Excerpted records ->
..............................
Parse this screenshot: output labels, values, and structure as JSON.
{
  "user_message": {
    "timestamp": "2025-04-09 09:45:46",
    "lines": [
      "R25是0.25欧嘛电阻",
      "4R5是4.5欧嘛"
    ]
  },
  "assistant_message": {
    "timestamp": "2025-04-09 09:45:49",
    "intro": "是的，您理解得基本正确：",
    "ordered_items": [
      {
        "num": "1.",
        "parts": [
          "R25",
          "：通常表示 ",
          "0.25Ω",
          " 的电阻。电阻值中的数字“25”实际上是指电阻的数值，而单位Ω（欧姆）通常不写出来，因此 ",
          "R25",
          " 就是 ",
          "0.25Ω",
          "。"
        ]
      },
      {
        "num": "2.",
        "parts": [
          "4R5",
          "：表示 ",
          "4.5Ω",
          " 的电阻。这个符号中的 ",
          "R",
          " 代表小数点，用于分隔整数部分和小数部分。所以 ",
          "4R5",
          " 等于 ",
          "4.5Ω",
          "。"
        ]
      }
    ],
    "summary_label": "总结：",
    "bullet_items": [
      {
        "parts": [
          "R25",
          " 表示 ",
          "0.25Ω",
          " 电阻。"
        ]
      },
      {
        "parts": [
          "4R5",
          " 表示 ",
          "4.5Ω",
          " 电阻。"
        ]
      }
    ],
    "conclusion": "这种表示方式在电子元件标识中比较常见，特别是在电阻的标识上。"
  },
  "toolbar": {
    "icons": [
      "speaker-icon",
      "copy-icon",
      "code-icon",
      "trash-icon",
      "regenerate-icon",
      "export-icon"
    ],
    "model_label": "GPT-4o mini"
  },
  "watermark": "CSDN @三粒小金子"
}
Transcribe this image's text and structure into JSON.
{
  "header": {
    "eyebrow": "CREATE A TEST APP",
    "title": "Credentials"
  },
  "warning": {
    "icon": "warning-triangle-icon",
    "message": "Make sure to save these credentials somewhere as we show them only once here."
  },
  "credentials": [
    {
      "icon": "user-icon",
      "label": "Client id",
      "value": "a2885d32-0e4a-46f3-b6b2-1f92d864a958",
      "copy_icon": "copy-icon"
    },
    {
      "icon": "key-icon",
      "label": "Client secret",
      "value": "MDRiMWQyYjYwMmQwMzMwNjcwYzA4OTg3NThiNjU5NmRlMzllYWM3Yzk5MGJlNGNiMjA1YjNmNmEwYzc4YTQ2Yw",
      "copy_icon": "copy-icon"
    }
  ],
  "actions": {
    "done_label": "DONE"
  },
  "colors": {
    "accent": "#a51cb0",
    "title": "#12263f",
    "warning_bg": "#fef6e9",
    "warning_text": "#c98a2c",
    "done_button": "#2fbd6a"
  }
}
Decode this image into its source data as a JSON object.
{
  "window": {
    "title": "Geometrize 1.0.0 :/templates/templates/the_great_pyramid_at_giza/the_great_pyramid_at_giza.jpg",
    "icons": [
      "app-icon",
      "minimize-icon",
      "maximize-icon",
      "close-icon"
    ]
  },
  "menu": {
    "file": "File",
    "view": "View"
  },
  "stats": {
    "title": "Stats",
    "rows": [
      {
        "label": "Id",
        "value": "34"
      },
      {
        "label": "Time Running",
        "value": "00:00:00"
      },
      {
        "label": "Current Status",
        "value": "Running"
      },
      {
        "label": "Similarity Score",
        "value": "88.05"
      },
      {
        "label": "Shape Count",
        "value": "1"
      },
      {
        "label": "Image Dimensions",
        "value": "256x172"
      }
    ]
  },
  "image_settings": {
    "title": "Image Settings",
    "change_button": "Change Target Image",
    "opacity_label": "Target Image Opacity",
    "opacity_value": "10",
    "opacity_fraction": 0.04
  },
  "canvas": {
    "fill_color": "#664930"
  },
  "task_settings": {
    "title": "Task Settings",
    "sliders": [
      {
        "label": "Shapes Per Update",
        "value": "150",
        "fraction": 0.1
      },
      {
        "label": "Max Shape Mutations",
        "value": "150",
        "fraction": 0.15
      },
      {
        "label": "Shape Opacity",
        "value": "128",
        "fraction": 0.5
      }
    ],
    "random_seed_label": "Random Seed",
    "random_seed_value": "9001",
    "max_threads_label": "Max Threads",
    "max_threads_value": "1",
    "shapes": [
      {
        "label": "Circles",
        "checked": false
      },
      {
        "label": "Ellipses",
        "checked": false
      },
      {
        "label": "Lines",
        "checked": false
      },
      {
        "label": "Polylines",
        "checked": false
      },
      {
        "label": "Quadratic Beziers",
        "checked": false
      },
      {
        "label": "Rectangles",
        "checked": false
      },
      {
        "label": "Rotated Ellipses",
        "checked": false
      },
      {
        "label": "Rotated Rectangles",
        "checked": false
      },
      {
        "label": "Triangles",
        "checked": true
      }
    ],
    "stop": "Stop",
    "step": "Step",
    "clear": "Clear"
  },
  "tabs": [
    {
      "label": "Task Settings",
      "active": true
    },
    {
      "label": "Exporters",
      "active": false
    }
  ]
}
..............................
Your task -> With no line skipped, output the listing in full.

Written response ->
Parse this screenshot: output labels, values, and structure as JSON.
{
  "user_message": {
    "timestamp": "2025-04-09 09:45:46",
    "lines": [
      "R25是0.25欧嘛电阻",
      "4R5是4.5欧嘛"
    ]
  },
  "assistant_message": {
    "timestamp": "2025-04-09 09:45:49",
    "intro": "是的，您理解得基本正确：",
    "ordered_items": [
      {
        "num": "1.",
        "parts": [
          "R25",
          "：通常表示 ",
          "0.25Ω",
          " 的电阻。电阻值中的数字“25”实际上是指电阻的数值，而单位Ω（欧姆）通常不写出来，因此 ",
          "R25",
          " 就是 ",
          "0.25Ω",
          "。"
        ]
      },
      {
        "num": "2.",
        "parts": [
          "4R5",
          "：表示 ",
          "4.5Ω",
          " 的电阻。这个符号中的 ",
          "R",
          " 代表小数点，用于分隔整数部分和小数部分。所以 ",
          "4R5",
          " 等于 ",
          "4.5Ω",
          "。"
        ]
      }
    ],
    "summary_label": "总结：",
    "bullet_items": [
      {
        "parts": [
          "R25",
          " 表示 ",
          "0.25Ω",
          " 电阻。"
        ]
      },
      {
        "parts": [
          "4R5",
          " 表示 ",
          "4.5Ω",
          " 电阻。"
        ]
      }
    ],
    "conclusion": "这种表示方式在电子元件标识中比较常见，特别是在电阻的标识上。"
  },
  "toolbar": {
    "icons": [
      "speaker-icon",
      "copy-icon",
      "code-icon",
      "trash-icon",
      "regenerate-icon",
      "export-icon"
    ],
    "model_label": "GPT-4o mini"
  },
  "watermark": "CSDN @三粒小金子"
}
Transcribe this image's text and structure into JSON.
{
  "header": {
    "eyebrow": "CREATE A TEST APP",
    "title": "Credentials"
  },
  "warning": {
    "icon": "warning-triangle-icon",
    "message": "Make sure to save these credentials somewhere as we show them only once here."
  },
  "credentials": [
    {
      "icon": "user-icon",
      "label": "Client id",
      "value": "a2885d32-0e4a-46f3-b6b2-1f92d864a958",
      "copy_icon": "copy-icon"
    },
    {
      "icon": "key-icon",
      "label": "Client secret",
      "value": "MDRiMWQyYjYwMmQwMzMwNjcwYzA4OTg3NThiNjU5NmRlMzllYWM3Yzk5MGJlNGNiMjA1YjNmNmEwYzc4YTQ2Yw",
      "copy_icon": "copy-icon"
    }
  ],
  "actions": {
    "done_label": "DONE"
  },
  "colors": {
    "accent": "#a51cb0",
    "title": "#12263f",
    "warning_bg": "#fef6e9",
    "warning_text": "#c98a2c",
    "done_button": "#2fbd6a"
  }
}
Decode this image into its source data as a JSON object.
{
  "window": {
    "title": "Geometrize 1.0.0 :/templates/templates/the_great_pyramid_at_giza/the_great_pyramid_at_giza.jpg",
    "icons": [
      "app-icon",
      "minimize-icon",
      "maximize-icon",
      "close-icon"
    ]
  },
  "menu": {
    "file": "File",
    "view": "View"
  },
  "stats": {
    "title": "Stats",
    "rows": [
      {
        "label": "Id",
        "value": "34"
      },
      {
        "label": "Time Running",
        "value": "00:00:00"
      },
      {
        "label": "Current Status",
        "value": "Running"
      },
      {
        "label": "Similarity Score",
        "value": "88.05"
      },
      {
        "label": "Shape Count",
        "value": "1"
      },
      {
        "label": "Image Dimensions",
        "value": "256x172"
      }
    ]
  },
  "image_settings": {
    "title": "Image Settings",
    "change_button": "Change Target Image",
    "opacity_label": "Target Image Opacity",
    "opacity_value": "10",
    "opacity_fraction": 0.04
  },
  "canvas": {
    "fill_color": "#664930"
  },
  "task_settings": {
    "title": "Task Settings",
    "sliders": [
      {
        "label": "Shapes Per Update",
        "value": "150",
        "fraction": 0.1
      },
      {
        "label": "Max Shape Mutations",
        "value": "150",
        "fraction": 0.15
      },
      {
        "label": "Shape Opacity",
        "value": "128",
        "fraction": 0.5
      }
    ],
    "random_seed_label": "Random Seed",
    "random_seed_value": "9001",
    "max_threads_label": "Max Threads",
    "max_threads_value": "1",
    "shapes": [
      {
        "label": "Circles",
        "checked": false
      },
      {
        "label": "Ellipses",
        "checked": false
      },
      {
        "label": "Lines",
        "checked": false
      },
      {
        "label": "Polylines",
        "checked": false
      },
      {
        "label": "Quadratic Beziers",
        "checked": false
      },
      {
        "label": "Rectangles",
        "checked": false
      },
      {
        "label": "Rotated Ellipses",
        "checked": false
      },
      {
        "label": "Rotated Rectangles",
        "checked": false
      },
      {
        "label": "Triangles",
        "checked": true
      }
    ],
    "stop": "Stop",
    "step": "Step",
    "clear": "Clear"
  },
  "tabs": [
    {
      "label": "Task Settings",
      "active": true
    },
    {
      "label": "Exporters",
      "active": false
    }
  ]
}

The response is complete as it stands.